The Arbitration and Conciliation (Amendment) Act, 2015 (Amendment Act) was notified in the Official Gazette on 1 January 2016. The Amendment Act is deemed to have come into force with effect from 23 October 2015. The Amendment Act makes substantial changes to the Arbitration and Conciliation Act, 1996 (Act) for making arbitration a preferred mode for settlement of commercial disputes by making it more user-friendly and cost effective and leading to expeditious disposal of cases.
Arbitration and Conciliation (Amendment) Ordinance 2015: debate on prospective or retrospective application?
Report No 246 of the Law Commission of India on Amendments to the Arbitration and Conciliation Act 1996 contained a transitory provision in the form of Section 85A. As per Section 85A, the provisions of the amended Act shall be prospective in operation and shall apply to fresh arbitrations and fresh applications. However, the Arbitration and Conciliation (Amendment) Ordinance, 2015 (Arbitration Ordinance) was promulgated absent a transitory provision which in turn stirred a debate on whether the new law would be applicable prospectively or retrospectively.
The Arbitration Ordinance hit the first roadblock in court when a division bench of the Madras High Court in the case of Delphi TVS Diesel Systems Ltd v Union of India asked the Central Government to clarify whether the Arbitration Ordinance would apply prospectively or retrospectively.

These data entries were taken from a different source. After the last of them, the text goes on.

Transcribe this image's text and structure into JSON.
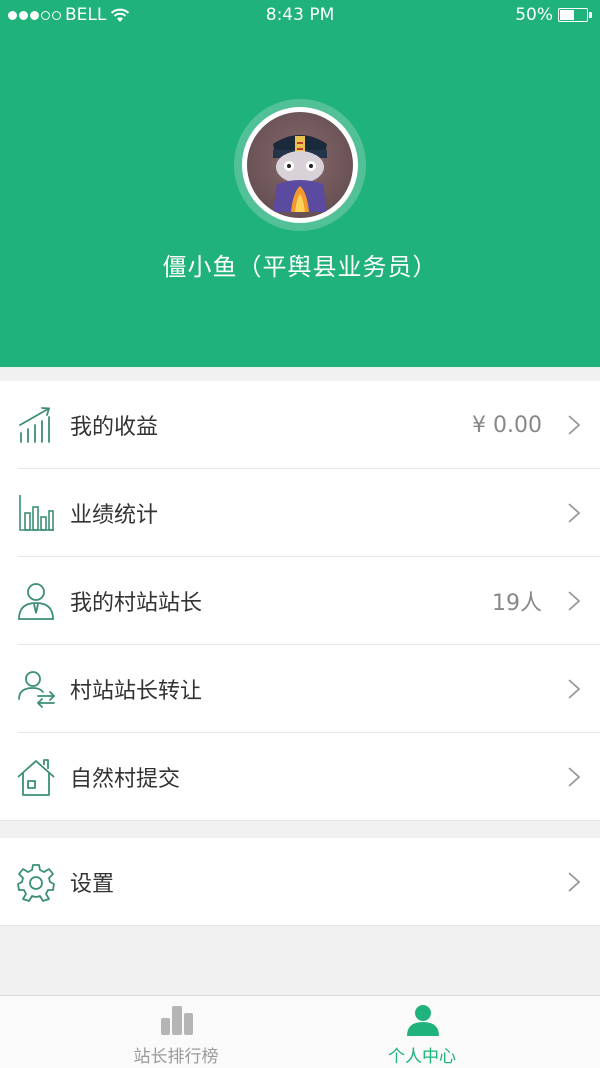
{
  "status_bar": {
    "carrier": "BELL",
    "time": "8:43 PM",
    "battery": "50%",
    "battery_level": 0.5
  },
  "profile": {
    "name": "僵小鱼（平舆县业务员）"
  },
  "menu": [
    {
      "label": "我的收益",
      "value": "¥ 0.00",
      "icon": "growth-chart-icon"
    },
    {
      "label": "业绩统计",
      "value": "",
      "icon": "bar-stats-icon"
    },
    {
      "label": "我的村站站长",
      "value": "19人",
      "icon": "person-tie-icon"
    },
    {
      "label": "村站站长转让",
      "value": "",
      "icon": "person-transfer-icon"
    },
    {
      "label": "自然村提交",
      "value": "",
      "icon": "house-icon"
    }
  ],
  "settings": {
    "label": "设置",
    "icon": "gear-icon"
  },
  "tabs": [
    {
      "label": "站长排行榜",
      "icon": "ranking-icon",
      "active": false
    },
    {
      "label": "个人中心",
      "icon": "person-icon",
      "active": true
    }
  ],
  "colors": {
    "brand": "#1fb27a",
    "tab_active": "#1fb27a",
    "tab_inactive": "#9a9a9a"
  }
}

The Petitioners challenged the retrospective application of Section 29A of the Amendment Ordinance, which provided for a time period for completion of arbitration proceedings. The Petitioners contended that such provision could apply only to the arbitration commencing after the Arbitration Ordinance came into force or in the alternative, the time period would have to commence from the date when the Arbitration Ordinance came into force. The Madras High Court found prima facie force in the Petitioner’s contention but observed that it was a larger issue to be examined and listed the matter for hearing in January 2016.

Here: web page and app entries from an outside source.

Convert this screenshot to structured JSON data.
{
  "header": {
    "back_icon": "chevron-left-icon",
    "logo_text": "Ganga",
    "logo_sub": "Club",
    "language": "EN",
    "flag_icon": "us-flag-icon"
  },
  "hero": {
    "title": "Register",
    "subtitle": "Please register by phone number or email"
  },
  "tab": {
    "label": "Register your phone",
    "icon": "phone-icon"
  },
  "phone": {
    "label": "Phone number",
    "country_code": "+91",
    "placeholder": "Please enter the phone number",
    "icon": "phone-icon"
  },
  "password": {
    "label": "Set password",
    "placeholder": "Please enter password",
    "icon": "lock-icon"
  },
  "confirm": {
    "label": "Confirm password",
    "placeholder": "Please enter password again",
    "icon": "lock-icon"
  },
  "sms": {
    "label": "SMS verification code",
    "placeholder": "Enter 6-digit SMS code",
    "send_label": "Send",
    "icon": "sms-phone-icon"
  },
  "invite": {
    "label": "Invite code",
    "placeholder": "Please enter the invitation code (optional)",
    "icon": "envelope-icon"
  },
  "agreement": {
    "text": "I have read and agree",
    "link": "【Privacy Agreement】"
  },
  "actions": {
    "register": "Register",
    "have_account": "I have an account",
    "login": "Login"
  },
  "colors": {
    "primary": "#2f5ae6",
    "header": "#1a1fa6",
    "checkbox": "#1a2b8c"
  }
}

The Bombay High Court is hearing a different aspect of the prospective/retrospective debate with respect to the amendment to Section 36 of the Act to the effect that mere filing of an application for challenging the award would not automatically stay execution of the award. The issue being considered by the Bombay High Court is:
“As to whether the amendments under the Ordinance to Section 36 of the Arbitration and Conciliation Act 1996, apply to the Petitions under Section 34 of the Act, already filed and pending as on the date of the amendments.”
This matter has been part-heard before the Bombay High Court.
Amendment Act provides clarity on the applicability to pending arbitration proceedings
The Amendment Act addresses the issue of applicability of the new law to pending arbitration proceedings by adopting the following language:
“26. Nothing contained in this Act shall apply to the arbitral proceedings commenced, in accordance with the provisions of section 21 of the principal Act, before the commencement of this Act unless the parties otherwise agree but this Act shall apply in relation to arbitral proceedings commenced on or after the date of commencement of this Act.”
The inclusion of a transitory provision in the Amendment Act has allayed the widespread concerns on the issue of prospective/retrospective application. Absent such clarification this issue may have been the subject matter of considerable litigation defeating the very object of the Amendment Act of making arbitrations more time and cost efficient. The transitory provision in the Amendment Act was the need of the hour and was therefore a welcome development.
Time will tell whether the Amendment Act will be a ‘Game Changer’ for arbitration in India. The attitude of all stakeholders and approach of the courts will be crucial to implementation of the Amendment Act in its letter and spirit.